YOUR OBJECTIVE.
The data below is to be copied exactly, line by line.
==== DATASET RECORDS
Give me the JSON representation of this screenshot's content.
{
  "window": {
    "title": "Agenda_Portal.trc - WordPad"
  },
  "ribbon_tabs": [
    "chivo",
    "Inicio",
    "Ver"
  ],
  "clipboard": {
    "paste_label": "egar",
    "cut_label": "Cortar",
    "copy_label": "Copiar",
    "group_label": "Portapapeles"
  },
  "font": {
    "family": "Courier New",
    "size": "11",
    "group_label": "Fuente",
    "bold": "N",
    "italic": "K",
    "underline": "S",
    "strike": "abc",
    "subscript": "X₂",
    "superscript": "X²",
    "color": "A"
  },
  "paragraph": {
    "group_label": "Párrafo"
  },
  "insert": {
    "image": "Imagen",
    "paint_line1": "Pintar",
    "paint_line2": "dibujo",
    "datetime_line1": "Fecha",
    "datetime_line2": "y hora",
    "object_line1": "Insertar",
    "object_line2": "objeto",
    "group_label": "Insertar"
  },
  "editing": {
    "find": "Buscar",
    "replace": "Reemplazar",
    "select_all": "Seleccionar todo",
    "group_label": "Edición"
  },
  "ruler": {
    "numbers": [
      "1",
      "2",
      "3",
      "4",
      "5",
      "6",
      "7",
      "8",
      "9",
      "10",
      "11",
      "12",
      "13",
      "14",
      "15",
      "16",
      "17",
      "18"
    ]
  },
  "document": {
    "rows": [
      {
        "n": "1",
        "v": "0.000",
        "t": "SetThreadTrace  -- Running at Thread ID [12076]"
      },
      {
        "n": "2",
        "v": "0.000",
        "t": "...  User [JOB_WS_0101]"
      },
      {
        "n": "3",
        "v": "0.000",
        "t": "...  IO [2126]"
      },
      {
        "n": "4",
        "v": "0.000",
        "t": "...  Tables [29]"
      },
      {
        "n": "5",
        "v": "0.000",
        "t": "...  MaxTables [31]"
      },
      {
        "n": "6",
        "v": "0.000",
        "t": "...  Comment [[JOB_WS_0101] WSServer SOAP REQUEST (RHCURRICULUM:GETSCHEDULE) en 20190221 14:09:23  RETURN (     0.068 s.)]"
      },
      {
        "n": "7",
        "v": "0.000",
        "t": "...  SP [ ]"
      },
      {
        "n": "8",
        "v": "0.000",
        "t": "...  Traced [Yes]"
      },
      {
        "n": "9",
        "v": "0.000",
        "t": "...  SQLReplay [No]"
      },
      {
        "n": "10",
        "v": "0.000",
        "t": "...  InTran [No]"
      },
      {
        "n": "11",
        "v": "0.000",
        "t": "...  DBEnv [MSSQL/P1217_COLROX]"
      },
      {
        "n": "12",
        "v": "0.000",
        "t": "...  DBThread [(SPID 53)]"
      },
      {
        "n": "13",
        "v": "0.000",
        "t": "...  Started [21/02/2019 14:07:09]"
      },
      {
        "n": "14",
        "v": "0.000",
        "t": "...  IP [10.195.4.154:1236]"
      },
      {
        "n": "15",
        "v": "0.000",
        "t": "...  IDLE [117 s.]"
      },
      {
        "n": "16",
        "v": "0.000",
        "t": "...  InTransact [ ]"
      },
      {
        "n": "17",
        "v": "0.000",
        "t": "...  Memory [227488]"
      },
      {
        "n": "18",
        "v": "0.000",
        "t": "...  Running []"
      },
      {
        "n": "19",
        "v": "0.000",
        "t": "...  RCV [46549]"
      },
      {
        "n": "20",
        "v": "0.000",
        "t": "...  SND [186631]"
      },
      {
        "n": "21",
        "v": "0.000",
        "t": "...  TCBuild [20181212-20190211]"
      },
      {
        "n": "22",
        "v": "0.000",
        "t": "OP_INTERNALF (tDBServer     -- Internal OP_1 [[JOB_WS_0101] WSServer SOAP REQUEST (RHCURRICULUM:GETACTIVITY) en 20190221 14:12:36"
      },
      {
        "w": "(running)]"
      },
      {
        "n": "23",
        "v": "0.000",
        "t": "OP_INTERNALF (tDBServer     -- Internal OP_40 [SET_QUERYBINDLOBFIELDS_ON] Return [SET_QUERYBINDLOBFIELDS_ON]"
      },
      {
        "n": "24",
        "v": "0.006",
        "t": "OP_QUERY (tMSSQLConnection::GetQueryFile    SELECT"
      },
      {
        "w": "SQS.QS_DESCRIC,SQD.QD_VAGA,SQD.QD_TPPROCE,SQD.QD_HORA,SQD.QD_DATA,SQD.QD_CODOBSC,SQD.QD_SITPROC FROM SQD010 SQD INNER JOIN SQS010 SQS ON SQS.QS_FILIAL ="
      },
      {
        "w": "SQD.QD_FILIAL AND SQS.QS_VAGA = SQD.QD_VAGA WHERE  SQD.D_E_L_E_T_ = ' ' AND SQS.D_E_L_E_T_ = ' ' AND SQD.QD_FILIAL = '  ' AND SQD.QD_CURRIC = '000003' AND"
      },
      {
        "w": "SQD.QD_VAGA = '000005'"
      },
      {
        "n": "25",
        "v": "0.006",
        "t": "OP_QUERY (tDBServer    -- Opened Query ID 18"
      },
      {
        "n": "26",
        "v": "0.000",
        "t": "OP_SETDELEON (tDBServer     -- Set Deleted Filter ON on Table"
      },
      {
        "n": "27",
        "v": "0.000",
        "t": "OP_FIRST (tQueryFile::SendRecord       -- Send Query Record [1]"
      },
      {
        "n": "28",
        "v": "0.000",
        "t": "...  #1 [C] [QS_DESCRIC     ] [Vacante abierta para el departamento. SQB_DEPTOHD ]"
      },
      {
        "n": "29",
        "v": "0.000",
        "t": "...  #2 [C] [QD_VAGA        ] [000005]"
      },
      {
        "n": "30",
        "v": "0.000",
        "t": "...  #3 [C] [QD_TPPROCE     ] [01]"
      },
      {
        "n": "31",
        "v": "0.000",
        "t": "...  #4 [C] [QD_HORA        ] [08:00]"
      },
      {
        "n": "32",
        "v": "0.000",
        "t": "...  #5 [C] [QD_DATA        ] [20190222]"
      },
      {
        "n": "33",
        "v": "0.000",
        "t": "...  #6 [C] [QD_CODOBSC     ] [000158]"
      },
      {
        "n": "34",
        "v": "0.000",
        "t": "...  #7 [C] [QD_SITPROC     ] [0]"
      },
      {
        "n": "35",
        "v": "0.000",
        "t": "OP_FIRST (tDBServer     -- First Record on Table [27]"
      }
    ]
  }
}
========
RESPONSE.
Give me the JSON representation of this screenshot's content.
{
  "window": {
    "title": "Agenda_Portal.trc - WordPad"
  },
  "ribbon_tabs": [
    "chivo",
    "Inicio",
    "Ver"
  ],
  "clipboard": {
    "paste_label": "egar",
    "cut_label": "Cortar",
    "copy_label": "Copiar",
    "group_label": "Portapapeles"
  },
  "font": {
    "family": "Courier New",
    "size": "11",
    "group_label": "Fuente",
    "bold": "N",
    "italic": "K",
    "underline": "S",
    "strike": "abc",
    "subscript": "X₂",
    "superscript": "X²",
    "color": "A"
  },
  "paragraph": {
    "group_label": "Párrafo"
  },
  "insert": {
    "image": "Imagen",
    "paint_line1": "Pintar",
    "paint_line2": "dibujo",
    "datetime_line1": "Fecha",
    "datetime_line2": "y hora",
    "object_line1": "Insertar",
    "object_line2": "objeto",
    "group_label": "Insertar"
  },
  "editing": {
    "find": "Buscar",
    "replace": "Reemplazar",
    "select_all": "Seleccionar todo",
    "group_label": "Edición"
  },
  "ruler": {
    "numbers": [
      "1",
      "2",
      "3",
      "4",
      "5",
      "6",
      "7",
      "8",
      "9",
      "10",
      "11",
      "12",
      "13",
      "14",
      "15",
      "16",
      "17",
      "18"
    ]
  },
  "document": {
    "rows": [
      {
        "n": "1",
        "v": "0.000",
        "t": "SetThreadTrace  -- Running at Thread ID [12076]"
      },
      {
        "n": "2",
        "v": "0.000",
        "t": "...  User [JOB_WS_0101]"
      },
      {
        "n": "3",
        "v": "0.000",
        "t": "...  IO [2126]"
      },
      {
        "n": "4",
        "v": "0.000",
        "t": "...  Tables [29]"
      },
      {
        "n": "5",
        "v": "0.000",
        "t": "...  MaxTables [31]"
      },
      {
        "n": "6",
        "v": "0.000",
        "t": "...  Comment [[JOB_WS_0101] WSServer SOAP REQUEST (RHCURRICULUM:GETSCHEDULE) en 20190221 14:09:23  RETURN (     0.068 s.)]"
      },
      {
        "n": "7",
        "v": "0.000",
        "t": "...  SP [ ]"
      },
      {
        "n": "8",
        "v": "0.000",
        "t": "...  Traced [Yes]"
      },
      {
        "n": "9",
        "v": "0.000",
        "t": "...  SQLReplay [No]"
      },
      {
        "n": "10",
        "v": "0.000",
        "t": "...  InTran [No]"
      },
      {
        "n": "11",
        "v": "0.000",
        "t": "...  DBEnv [MSSQL/P1217_COLROX]"
      },
      {
        "n": "12",
        "v": "0.000",
        "t": "...  DBThread [(SPID 53)]"
      },
      {
        "n": "13",
        "v": "0.000",
        "t": "...  Started [21/02/2019 14:07:09]"
      },
      {
        "n": "14",
        "v": "0.000",
        "t": "...  IP [10.195.4.154:1236]"
      },
      {
        "n": "15",
        "v": "0.000",
        "t": "...  IDLE [117 s.]"
      },
      {
        "n": "16",
        "v": "0.000",
        "t": "...  InTransact [ ]"
      },
      {
        "n": "17",
        "v": "0.000",
        "t": "...  Memory [227488]"
      },
      {
        "n": "18",
        "v": "0.000",
        "t": "...  Running []"
      },
      {
        "n": "19",
        "v": "0.000",
        "t": "...  RCV [46549]"
      },
      {
        "n": "20",
        "v": "0.000",
        "t": "...  SND [186631]"
      },
      {
        "n": "21",
        "v": "0.000",
        "t": "...  TCBuild [20181212-20190211]"
      },
      {
        "n": "22",
        "v": "0.000",
        "t": "OP_INTERNALF (tDBServer     -- Internal OP_1 [[JOB_WS_0101] WSServer SOAP REQUEST (RHCURRICULUM:GETACTIVITY) en 20190221 14:12:36"
      },
      {
        "w": "(running)]"
      },
      {
        "n": "23",
        "v": "0.000",
        "t": "OP_INTERNALF (tDBServer     -- Internal OP_40 [SET_QUERYBINDLOBFIELDS_ON] Return [SET_QUERYBINDLOBFIELDS_ON]"
      },
      {
        "n": "24",
        "v": "0.006",
        "t": "OP_QUERY (tMSSQLConnection::GetQueryFile    SELECT"
      },
      {
        "w": "SQS.QS_DESCRIC,SQD.QD_VAGA,SQD.QD_TPPROCE,SQD.QD_HORA,SQD.QD_DATA,SQD.QD_CODOBSC,SQD.QD_SITPROC FROM SQD010 SQD INNER JOIN SQS010 SQS ON SQS.QS_FILIAL ="
      },
      {
        "w": "SQD.QD_FILIAL AND SQS.QS_VAGA = SQD.QD_VAGA WHERE  SQD.D_E_L_E_T_ = ' ' AND SQS.D_E_L_E_T_ = ' ' AND SQD.QD_FILIAL = '  ' AND SQD.QD_CURRIC = '000003' AND"
      },
      {
        "w": "SQD.QD_VAGA = '000005'"
      },
      {
        "n": "25",
        "v": "0.006",
        "t": "OP_QUERY (tDBServer    -- Opened Query ID 18"
      },
      {
        "n": "26",
        "v": "0.000",
        "t": "OP_SETDELEON (tDBServer     -- Set Deleted Filter ON on Table"
      },
      {
        "n": "27",
        "v": "0.000",
        "t": "OP_FIRST (tQueryFile::SendRecord       -- Send Query Record [1]"
      },
      {
        "n": "28",
        "v": "0.000",
        "t": "...  #1 [C] [QS_DESCRIC     ] [Vacante abierta para el departamento. SQB_DEPTOHD ]"
      },
      {
        "n": "29",
        "v": "0.000",
        "t": "...  #2 [C] [QD_VAGA        ] [000005]"
      },
      {
        "n": "30",
        "v": "0.000",
        "t": "...  #3 [C] [QD_TPPROCE     ] [01]"
      },
      {
        "n": "31",
        "v": "0.000",
        "t": "...  #4 [C] [QD_HORA        ] [08:00]"
      },
      {
        "n": "32",
        "v": "0.000",
        "t": "...  #5 [C] [QD_DATA        ] [20190222]"
      },
      {
        "n": "33",
        "v": "0.000",
        "t": "...  #6 [C] [QD_CODOBSC     ] [000158]"
      },
      {
        "n": "34",
        "v": "0.000",
        "t": "...  #7 [C] [QD_SITPROC     ] [0]"
      },
      {
        "n": "35",
        "v": "0.000",
        "t": "OP_FIRST (tDBServer     -- First Record on Table [27]"
      }
    ]
  }
}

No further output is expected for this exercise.